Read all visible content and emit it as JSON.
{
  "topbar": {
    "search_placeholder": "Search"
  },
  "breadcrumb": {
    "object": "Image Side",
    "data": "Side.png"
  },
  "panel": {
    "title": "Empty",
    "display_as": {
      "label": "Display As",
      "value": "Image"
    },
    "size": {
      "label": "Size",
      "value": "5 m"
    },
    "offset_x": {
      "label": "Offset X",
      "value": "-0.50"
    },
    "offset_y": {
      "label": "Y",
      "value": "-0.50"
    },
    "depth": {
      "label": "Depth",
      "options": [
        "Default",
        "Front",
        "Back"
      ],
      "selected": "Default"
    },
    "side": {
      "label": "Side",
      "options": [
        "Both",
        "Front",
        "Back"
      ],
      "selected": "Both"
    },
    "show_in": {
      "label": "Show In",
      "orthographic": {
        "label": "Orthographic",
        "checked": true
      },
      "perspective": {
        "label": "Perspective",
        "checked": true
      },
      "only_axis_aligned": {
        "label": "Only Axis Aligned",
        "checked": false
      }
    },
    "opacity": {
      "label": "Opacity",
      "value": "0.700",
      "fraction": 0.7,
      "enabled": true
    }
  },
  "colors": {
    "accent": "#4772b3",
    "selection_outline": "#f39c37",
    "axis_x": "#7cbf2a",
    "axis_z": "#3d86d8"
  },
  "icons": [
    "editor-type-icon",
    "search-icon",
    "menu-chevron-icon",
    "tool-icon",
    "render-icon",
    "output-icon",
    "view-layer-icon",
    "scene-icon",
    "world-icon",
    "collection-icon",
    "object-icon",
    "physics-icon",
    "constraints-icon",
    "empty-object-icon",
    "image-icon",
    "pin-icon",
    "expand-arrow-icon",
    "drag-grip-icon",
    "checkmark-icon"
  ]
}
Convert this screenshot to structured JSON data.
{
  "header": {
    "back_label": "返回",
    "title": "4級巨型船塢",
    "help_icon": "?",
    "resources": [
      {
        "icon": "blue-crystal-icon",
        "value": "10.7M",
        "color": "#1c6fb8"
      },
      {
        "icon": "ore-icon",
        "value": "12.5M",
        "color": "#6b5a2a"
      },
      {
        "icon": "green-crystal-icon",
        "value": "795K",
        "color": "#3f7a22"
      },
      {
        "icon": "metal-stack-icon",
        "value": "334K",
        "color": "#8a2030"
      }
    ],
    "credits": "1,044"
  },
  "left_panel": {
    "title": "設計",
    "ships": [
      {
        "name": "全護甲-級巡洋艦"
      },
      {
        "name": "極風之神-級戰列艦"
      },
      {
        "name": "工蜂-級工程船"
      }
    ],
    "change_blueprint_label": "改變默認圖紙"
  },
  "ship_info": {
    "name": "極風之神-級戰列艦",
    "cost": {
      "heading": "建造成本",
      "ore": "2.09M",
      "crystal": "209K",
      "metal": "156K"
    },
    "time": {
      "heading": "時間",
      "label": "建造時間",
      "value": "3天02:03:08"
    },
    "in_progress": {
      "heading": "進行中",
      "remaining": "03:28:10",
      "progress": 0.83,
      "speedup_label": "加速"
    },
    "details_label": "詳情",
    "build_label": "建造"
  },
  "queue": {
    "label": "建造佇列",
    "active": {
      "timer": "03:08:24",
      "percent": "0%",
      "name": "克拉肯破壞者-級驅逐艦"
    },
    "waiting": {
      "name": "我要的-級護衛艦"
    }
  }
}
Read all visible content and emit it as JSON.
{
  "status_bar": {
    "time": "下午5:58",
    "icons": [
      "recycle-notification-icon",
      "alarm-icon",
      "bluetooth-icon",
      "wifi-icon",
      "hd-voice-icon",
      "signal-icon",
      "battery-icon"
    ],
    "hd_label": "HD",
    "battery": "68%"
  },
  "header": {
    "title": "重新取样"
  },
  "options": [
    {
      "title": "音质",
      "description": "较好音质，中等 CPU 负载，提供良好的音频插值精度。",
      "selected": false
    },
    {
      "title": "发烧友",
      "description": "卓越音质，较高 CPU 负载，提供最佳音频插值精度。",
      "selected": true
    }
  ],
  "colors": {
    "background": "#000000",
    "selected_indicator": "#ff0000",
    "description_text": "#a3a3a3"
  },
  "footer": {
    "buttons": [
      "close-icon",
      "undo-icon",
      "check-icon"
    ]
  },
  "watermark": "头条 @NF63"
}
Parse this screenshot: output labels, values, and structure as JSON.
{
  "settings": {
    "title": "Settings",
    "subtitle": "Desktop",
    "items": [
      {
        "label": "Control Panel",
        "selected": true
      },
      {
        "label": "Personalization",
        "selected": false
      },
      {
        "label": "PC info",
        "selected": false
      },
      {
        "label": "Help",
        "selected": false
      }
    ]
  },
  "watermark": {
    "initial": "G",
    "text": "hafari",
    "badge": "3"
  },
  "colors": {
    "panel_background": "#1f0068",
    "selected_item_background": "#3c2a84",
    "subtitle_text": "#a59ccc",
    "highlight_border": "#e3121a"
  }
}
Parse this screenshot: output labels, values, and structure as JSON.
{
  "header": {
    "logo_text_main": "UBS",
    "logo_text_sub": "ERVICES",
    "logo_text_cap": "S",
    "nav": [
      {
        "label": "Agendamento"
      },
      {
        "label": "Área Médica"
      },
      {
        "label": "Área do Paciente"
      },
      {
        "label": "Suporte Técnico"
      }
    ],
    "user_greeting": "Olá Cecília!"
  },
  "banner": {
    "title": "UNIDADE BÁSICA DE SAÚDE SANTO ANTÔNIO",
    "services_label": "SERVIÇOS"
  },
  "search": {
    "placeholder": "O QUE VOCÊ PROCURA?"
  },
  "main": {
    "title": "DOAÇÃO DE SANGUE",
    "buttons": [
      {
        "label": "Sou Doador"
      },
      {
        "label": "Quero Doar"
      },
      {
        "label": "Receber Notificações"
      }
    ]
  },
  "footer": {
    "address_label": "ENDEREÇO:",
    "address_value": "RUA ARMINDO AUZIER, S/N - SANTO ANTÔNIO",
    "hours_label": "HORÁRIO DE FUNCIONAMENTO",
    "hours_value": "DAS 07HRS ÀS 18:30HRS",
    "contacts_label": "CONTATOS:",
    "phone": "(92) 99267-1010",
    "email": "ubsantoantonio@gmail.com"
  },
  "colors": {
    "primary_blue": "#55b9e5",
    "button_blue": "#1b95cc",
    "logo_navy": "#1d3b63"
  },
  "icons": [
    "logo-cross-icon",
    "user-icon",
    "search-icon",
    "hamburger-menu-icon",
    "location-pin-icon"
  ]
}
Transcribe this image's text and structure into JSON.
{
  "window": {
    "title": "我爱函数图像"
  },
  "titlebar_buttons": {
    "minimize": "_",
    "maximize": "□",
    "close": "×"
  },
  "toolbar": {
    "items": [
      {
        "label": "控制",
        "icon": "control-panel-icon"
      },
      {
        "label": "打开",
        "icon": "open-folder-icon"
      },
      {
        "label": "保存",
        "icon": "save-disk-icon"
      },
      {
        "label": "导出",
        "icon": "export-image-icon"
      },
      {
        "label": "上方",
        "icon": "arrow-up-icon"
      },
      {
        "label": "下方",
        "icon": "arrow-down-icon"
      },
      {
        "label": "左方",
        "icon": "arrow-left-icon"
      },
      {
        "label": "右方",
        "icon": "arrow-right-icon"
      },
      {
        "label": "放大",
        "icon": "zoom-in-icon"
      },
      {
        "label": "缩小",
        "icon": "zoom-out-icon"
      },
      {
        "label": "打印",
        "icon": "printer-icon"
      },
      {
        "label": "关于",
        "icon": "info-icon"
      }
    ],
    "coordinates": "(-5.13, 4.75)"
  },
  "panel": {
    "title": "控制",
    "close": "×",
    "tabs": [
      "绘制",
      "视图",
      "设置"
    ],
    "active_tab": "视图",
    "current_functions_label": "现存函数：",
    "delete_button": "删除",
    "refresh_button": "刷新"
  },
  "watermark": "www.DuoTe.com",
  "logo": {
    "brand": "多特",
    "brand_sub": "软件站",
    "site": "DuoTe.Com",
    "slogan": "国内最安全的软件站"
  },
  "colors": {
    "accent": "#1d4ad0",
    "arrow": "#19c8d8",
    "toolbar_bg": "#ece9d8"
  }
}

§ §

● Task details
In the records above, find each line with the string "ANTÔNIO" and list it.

● Result for this task
    "title": "UNIDADE BÁSICA DE SAÚDE SANTO ANTÔNIO",
    "address_value": "RUA ARMINDO AUZIER, S/N - SANTO ANTÔNIO",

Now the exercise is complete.